Have you ever created something? Not for an assignment or for grades, not out of obligations, but out of the joy in your heart. Not because someone else told you to, but because that thing that was inside of you just needed to manifest. A piece of music, a story, a drawing, a toy, an invention, an idea.
Call me a simpleton, but creation—the process of creating something, the human ability to transform a thought into existence—amazes me. The greatest stories of our species are made up of men and women who made something that didn’t previously exist into existence. Think of the Wright Brothers, Alexander Graham Bell, Albert Einstein, Ada Lovelace, Steve Jobs, Elon Musk, and the like. They are those who could see beyond what it was to what it could be, and then they made it happen.
Where does this power to create come from? Well, you’re reading this article on a Christian website, so you know the obvious answer. But come along for a moment to imagine the first creation, to a time when an Artist first conceived an idea.
“In the beginning God created the heavens and the earth” (Gen. 1:1, NKJV).
Consider this. When someone picks up the Bible for the very first time, the first thing that he or she does is encounter a God engaged in the creative process. When God chose to write His opening act, His first introduction to the world, His grand entrance, His first impression, He chose a story of creativity.
For a whole chapter, He unleashed His creative power and wisdom, His wit and imagination, to form a whole system of existence out of nothing. Have you ever thought about how hard it is to create something out of nothing?
It’s easy to take the Creation story for granted, especially if you’ve read it since childhood. When we read about the third day, the trees are already outside our windows, growing, blooming, and bearing fruits. We already know, intellectually and experientially, how important the sun is when we read about the fourth day. In other words, we read about Creation anachronistically.
But what would it be like to witness Creation in real time, when there was nothing else around and there was no existing blueprint for planet Earth? When God set out to create the world, there was no manual or a how-to article. There was no YouTube video tutorial on creating light out of darkness or how to make stuff grow out of other stuff. He didn’t google “How to make gravity” or “How to create birds.”
If there were no such thing as trees, how would you design a tree? Why would you design a tree? What is a tree? How about the sun? Why would you need a sun? What would it look like? When God created the sun, He did not have to make it spherical. It’s obvious for us to think of celestial bodies as spheres today; we can’t conceive it to be anything else. But in fact, there was a time when Someone decided that they would be spherical. Before that, the sun could’ve well been cubic.
Just like a writer with a blank page, a painter with a blank canvas, a potter with shapeless clay, God started with a blank universe. Just like how a writer could start a book a thousand different ways, a painter a painting with a thousand different strokes, a carver a stone with a thousand different chisels, God had full freedom to choose how He would shape the world. He thought, designed, and made decisions on how the whole system would live and interact. And the final shape that we see bears the stamp of the Creator’s character and individuality.

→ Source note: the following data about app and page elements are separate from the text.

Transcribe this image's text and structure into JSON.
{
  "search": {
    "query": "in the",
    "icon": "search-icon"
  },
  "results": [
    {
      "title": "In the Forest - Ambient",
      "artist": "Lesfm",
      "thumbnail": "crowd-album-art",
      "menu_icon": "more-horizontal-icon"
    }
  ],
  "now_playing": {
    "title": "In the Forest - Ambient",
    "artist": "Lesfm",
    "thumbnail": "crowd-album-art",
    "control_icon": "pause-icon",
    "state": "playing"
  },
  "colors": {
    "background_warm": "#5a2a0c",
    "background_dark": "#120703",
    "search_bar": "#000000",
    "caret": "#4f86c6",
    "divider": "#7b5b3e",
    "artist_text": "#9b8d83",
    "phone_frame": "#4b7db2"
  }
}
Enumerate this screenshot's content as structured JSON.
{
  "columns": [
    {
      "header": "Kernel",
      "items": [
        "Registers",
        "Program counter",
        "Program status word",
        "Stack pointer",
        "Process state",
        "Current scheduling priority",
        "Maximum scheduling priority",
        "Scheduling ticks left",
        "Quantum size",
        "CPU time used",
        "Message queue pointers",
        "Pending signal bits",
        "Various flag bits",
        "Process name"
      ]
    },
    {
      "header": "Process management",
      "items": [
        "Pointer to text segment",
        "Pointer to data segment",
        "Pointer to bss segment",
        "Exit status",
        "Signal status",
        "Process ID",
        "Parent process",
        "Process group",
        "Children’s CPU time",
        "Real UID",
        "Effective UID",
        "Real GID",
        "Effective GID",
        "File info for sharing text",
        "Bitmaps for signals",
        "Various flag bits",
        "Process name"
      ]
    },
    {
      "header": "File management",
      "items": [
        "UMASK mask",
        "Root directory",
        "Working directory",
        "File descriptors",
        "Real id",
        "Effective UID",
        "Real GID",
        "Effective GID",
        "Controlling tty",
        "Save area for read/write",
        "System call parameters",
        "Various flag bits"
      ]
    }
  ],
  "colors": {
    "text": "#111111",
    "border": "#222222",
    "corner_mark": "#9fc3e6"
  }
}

All of creation springs out of God’s thoughts. To exist is to be thought of by God, the ultimate Agent; Someone with ideas, intent, and power to accomplish them.
Herein is the marvelous part. In Education, Ellen G. White writes, “Every human being, created in the image of God, is endowed with a power akin to that of the Creator—individuality, power to think and to do” (p. 17).
The fact that human beings have the capability to think and transform a thought into reality mirrors the divine pattern, as told in the Creation narrative. We are made in God’s image, with endowed creativity.
White continues, “The men in whom this power is developed are the men who bear responsibilities, who are leaders in enterprise, and who influence character. It is the work of true education to develop this power, to train the youth to be thinkers, and not mere reflectors of other men’s thought” (Ibid.).
Have you ever created something? Not out of obligations or because someone else told you to, but out of the joy in your heart.
It is no small thing that the Bible’s grand beginning, its first chapter, is a story of creativity. If all we had in the Bible was Genesis 1, all we would know about God would be that He was a creative God and that we were made to be creative too. So the next time you read the first chapter of the Bible, why not take it as an invitation to praise God for instilling creativity in you.